Gold backed dollars can’t just be printed up at will. Gold or silver backed "bills" are just that, claims that have to be paid in “lawful money." Old bills had promises printed right on them that the bearer would be paid in gold on demand. If someone demanded gold and wasn’t paid, word traveled fast. Before long no one would accept the bills.
Such a situation severely limited the power to buy votes. It also happened that the gold standard also hampered bankers’ ability to loan money they didn’t have. Having to maintain a reserve of gold against the possible demands of depositors put a severe crimp in a bank’s ability to generate new loans and obscene profits.
In 1913, for their mutual benefit, politicians and bankers put together the greatest swindle in history. They conspired to abandon the discipline of gold and opened the door to the greatest financial bubble the world has ever seen.
The Federal Reserve Act granted the Fed the exclusive power to issue new dollars. Bankers were allowed to back these dollars, issued as loans, with paper “reserves” consisting of government IOU’s, which politicians can issue in unlimited amounts. The Fed would always have money to lend. Congress would always be able to borrow from the Fed because government IOU’s supplied the unlimited reserves to back the loans. Together bankers and politicians granted themselves the power to borrow all the wealth in the world and never pay it back.
There was just one hitch. The suckers who would have to provide the real wealth against which the flood of paper would have claims, ordinary working Americans, could still escape to God’s own money, gold. After the first inflationary bubble blew in 1929, people did just that, pulling cash out of banks at a furious pace. This was unacceptable to the bankers and politicians. Franklin D. Roosevelt, therefore, by executive order, eliminated Americans’ right to own gold.
There was then no escape. The transition to a “fiat” currency (that is, a currency whose value is determined by law, by fiat, rather than intrinsic value) was complete for U.S. citizens. In 1971 Richard Nixon would extend the system to the world when he halted the redemption of dollars for gold by foreign banks.
The Fed churns out paper on demand from banks and politicians. Politicians get votes. Special political interests get subsidies. Banks get an infinite supply of deposits. The public gets screwed. More and more dollars create only more and more claims against real wealth, not real wealth itself. Printing more dollars doesn’t increase the supply of beer, burgers and cigars, only their price.

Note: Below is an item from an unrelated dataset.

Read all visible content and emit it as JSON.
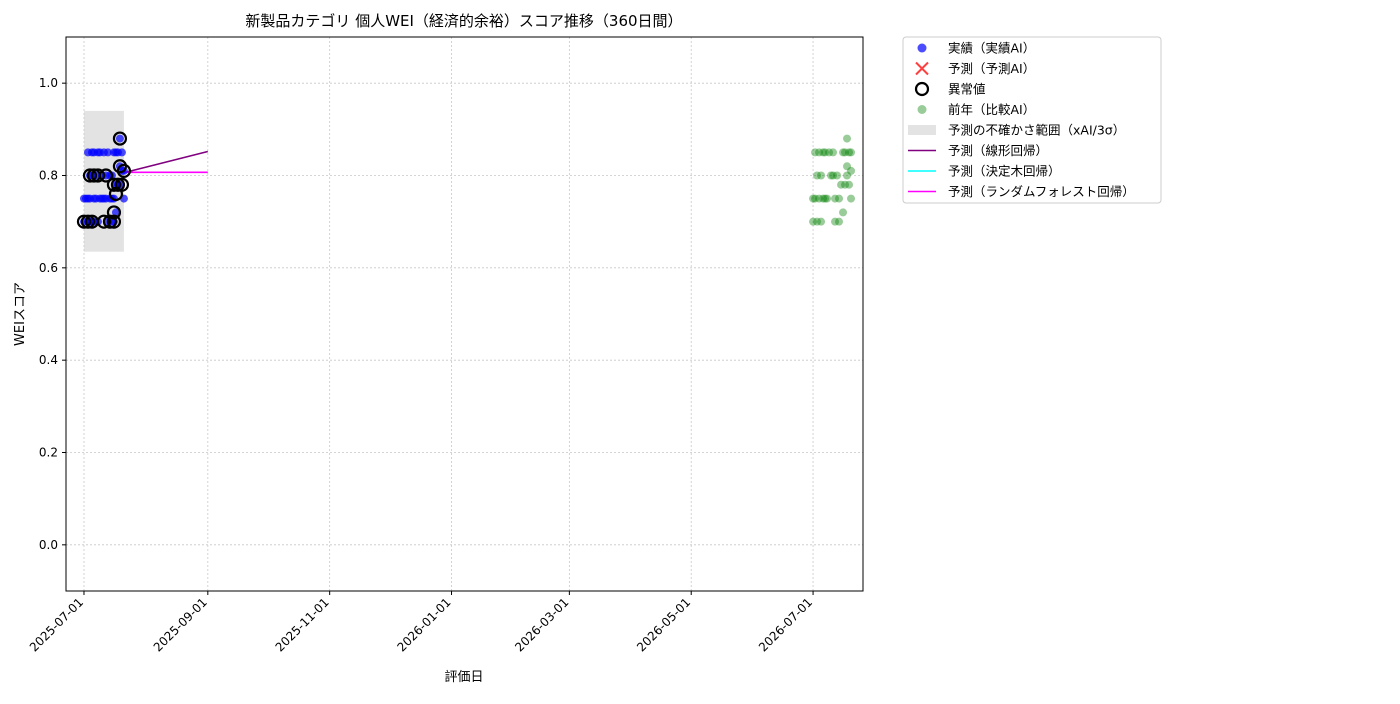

Nearly 100 years after this scheme was hatched, the world’s finances are floating on an unimaginably vast ocean of paper dollars, dollars created via loans, loans which, in their unfathomable immensity, can never be repaid. When those holding paper dollars figure out they are not going to be paid anything, the paper notes will trade at deeper and deeper discounts until finally they return to their intrinsic value.
Inflation is a device for shifting wealth from those who produce it to those who manipulate the money supply. The only way to prevent that transfer is to forbid any central authority over the creation of money. That, in a single sentence, is the monetary policy Dr. Paul proposes we return to.

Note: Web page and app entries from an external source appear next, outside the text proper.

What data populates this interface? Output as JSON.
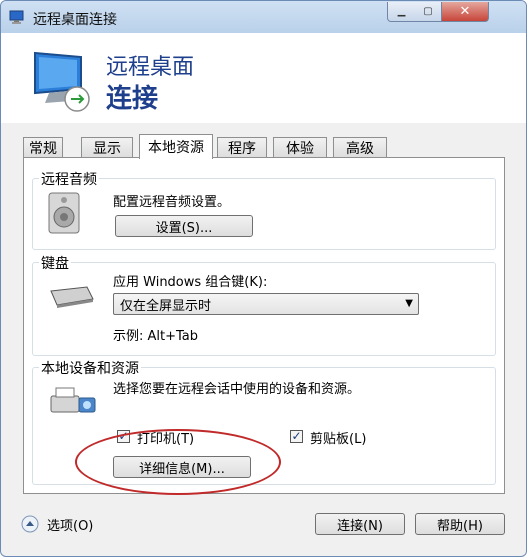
{
  "window": {
    "title": "远程桌面连接",
    "close_glyph": "✕",
    "min_glyph": "▁",
    "max_glyph": "▢"
  },
  "header": {
    "line1": "远程桌面",
    "line2": "连接"
  },
  "tabs": [
    {
      "label": "常规",
      "active": false
    },
    {
      "label": "显示",
      "active": false
    },
    {
      "label": "本地资源",
      "active": true
    },
    {
      "label": "程序",
      "active": false
    },
    {
      "label": "体验",
      "active": false
    },
    {
      "label": "高级",
      "active": false
    }
  ],
  "audio": {
    "group_label": "远程音频",
    "description": "配置远程音频设置。",
    "settings_button": "设置(S)..."
  },
  "keyboard": {
    "group_label": "键盘",
    "description": "应用 Windows 组合键(K):",
    "selected_option": "仅在全屏显示时",
    "example": "示例: Alt+Tab"
  },
  "devices": {
    "group_label": "本地设备和资源",
    "description": "选择您要在远程会话中使用的设备和资源。",
    "printer_label": "打印机(T)",
    "clipboard_label": "剪贴板(L)",
    "printer_checked": true,
    "clipboard_checked": true,
    "check_glyph": "✓",
    "details_button": "详细信息(M)..."
  },
  "footer": {
    "options_label": "选项(O)",
    "connect_button": "连接(N)",
    "help_button": "帮助(H)"
  },
  "colors": {
    "title_blue": "#1e3f8c",
    "annotation_red": "#c12a2a"
  }
}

In the first 100 years of American history, under a system of honest money, prices hardly changed at all and the United States became the most prosperous nation on earth. An ounce of gold was $20 in 1800 and in 1900. Since the Fed took over our money supply, the dollar has dropped in value to where it takes nearly a thousand of them to buy that same $20 gold piece. Americans are less prosperous now than they were when Jimmy Carter was president.
The connection between honest money and prosperity is fundamental. President Paul would restore it. No one else will even talk about it.